Task — Only a number is wanted here: the count of lines in the entries below that include the word "OSRDB".

--- Information supplied ---

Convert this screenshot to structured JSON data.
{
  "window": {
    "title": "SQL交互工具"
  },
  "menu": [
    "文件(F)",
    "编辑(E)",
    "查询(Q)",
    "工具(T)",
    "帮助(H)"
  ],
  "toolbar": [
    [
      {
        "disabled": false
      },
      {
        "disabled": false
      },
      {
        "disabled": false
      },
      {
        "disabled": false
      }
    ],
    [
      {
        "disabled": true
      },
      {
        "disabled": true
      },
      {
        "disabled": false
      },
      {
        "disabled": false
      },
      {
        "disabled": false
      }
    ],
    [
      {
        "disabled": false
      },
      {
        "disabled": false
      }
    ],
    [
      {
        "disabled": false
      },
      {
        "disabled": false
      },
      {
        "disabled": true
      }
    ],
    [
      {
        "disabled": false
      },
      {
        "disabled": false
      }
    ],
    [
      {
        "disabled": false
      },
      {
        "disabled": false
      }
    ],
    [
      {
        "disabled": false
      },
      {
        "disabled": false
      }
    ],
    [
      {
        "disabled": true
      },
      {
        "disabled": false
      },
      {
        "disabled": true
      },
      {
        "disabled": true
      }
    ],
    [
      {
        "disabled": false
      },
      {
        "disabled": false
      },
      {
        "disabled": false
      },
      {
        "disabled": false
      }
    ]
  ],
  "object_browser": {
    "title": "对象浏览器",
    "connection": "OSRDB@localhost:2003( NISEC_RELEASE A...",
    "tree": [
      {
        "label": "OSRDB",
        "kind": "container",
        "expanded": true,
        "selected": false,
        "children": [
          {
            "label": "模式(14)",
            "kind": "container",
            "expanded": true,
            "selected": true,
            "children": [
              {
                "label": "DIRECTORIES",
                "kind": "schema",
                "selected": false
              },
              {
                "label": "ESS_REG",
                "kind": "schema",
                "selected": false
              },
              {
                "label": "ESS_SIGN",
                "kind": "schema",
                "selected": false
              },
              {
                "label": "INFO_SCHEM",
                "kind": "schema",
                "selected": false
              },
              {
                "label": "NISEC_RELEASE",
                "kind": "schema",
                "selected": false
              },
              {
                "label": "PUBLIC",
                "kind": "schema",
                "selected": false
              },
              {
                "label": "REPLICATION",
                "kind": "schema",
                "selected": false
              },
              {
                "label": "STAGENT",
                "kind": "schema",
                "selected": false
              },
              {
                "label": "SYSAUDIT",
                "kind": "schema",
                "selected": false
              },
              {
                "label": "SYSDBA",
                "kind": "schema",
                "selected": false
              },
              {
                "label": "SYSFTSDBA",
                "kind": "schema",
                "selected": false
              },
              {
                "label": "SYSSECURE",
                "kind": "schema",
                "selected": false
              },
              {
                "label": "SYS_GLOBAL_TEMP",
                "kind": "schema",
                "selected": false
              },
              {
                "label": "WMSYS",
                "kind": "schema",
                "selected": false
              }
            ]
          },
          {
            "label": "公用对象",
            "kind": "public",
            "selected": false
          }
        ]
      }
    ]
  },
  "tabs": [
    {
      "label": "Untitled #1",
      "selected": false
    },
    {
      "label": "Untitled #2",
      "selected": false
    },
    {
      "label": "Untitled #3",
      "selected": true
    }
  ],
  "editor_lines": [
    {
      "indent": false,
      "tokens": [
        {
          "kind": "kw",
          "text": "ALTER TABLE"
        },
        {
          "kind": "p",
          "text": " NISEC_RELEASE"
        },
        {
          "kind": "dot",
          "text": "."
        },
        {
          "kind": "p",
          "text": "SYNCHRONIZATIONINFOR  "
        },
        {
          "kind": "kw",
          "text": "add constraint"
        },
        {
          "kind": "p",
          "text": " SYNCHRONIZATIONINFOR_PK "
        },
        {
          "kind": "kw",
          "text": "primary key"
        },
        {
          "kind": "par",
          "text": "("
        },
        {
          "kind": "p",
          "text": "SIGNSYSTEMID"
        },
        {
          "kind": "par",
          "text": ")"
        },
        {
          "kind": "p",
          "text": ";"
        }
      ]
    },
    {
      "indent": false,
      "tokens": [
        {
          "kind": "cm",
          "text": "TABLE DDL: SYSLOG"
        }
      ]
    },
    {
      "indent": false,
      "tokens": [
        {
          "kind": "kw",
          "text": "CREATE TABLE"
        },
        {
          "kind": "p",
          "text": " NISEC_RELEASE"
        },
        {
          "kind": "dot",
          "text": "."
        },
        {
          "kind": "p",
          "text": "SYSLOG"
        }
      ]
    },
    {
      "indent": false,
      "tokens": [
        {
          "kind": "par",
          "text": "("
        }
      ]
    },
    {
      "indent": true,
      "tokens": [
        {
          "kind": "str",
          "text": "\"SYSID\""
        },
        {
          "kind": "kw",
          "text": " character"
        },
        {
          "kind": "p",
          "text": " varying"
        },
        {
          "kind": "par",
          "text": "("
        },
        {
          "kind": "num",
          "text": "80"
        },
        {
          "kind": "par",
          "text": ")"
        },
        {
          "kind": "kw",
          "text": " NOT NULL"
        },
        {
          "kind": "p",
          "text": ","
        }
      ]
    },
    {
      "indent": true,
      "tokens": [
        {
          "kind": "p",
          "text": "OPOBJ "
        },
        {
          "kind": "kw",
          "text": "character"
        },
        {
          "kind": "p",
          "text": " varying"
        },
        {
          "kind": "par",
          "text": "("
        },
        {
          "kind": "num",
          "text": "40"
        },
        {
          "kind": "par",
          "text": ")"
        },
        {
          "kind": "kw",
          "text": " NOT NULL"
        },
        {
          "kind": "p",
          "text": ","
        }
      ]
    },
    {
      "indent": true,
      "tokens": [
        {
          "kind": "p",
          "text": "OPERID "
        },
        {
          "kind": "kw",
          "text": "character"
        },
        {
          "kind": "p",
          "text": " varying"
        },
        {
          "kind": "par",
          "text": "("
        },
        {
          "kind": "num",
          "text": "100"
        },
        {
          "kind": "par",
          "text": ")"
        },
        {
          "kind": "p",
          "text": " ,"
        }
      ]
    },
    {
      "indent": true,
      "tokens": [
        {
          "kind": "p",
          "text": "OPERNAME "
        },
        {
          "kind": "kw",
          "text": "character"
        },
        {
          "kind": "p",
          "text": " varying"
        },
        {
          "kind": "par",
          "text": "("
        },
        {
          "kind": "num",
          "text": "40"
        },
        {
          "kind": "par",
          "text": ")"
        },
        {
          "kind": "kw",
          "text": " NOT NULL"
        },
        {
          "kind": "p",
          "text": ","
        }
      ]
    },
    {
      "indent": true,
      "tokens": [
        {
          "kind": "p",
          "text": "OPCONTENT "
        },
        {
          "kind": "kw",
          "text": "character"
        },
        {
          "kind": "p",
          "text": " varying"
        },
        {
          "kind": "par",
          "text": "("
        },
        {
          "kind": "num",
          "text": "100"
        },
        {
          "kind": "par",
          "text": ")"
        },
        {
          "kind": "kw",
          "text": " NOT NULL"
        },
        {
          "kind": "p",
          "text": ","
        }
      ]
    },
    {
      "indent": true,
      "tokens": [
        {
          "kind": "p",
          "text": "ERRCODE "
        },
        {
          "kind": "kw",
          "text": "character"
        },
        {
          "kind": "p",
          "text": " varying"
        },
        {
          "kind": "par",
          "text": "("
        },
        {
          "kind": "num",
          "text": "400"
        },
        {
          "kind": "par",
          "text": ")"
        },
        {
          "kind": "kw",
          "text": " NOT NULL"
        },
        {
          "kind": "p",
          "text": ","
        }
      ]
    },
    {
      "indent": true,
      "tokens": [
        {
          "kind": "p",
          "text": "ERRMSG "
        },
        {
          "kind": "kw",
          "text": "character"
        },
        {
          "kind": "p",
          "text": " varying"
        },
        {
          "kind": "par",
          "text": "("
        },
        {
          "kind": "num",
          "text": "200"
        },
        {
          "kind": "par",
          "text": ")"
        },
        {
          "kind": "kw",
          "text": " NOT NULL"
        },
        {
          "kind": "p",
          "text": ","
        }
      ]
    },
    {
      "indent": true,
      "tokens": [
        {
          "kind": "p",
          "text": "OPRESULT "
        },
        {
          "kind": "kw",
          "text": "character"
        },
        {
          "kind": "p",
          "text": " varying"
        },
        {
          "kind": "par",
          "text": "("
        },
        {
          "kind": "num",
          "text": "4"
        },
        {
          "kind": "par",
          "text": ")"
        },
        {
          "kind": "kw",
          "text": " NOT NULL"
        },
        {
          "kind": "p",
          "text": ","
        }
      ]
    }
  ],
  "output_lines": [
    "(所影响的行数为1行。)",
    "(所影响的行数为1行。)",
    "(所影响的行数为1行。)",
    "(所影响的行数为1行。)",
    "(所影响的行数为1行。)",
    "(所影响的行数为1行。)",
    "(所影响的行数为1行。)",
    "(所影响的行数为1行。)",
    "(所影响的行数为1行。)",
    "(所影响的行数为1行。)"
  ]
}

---

Response below — 2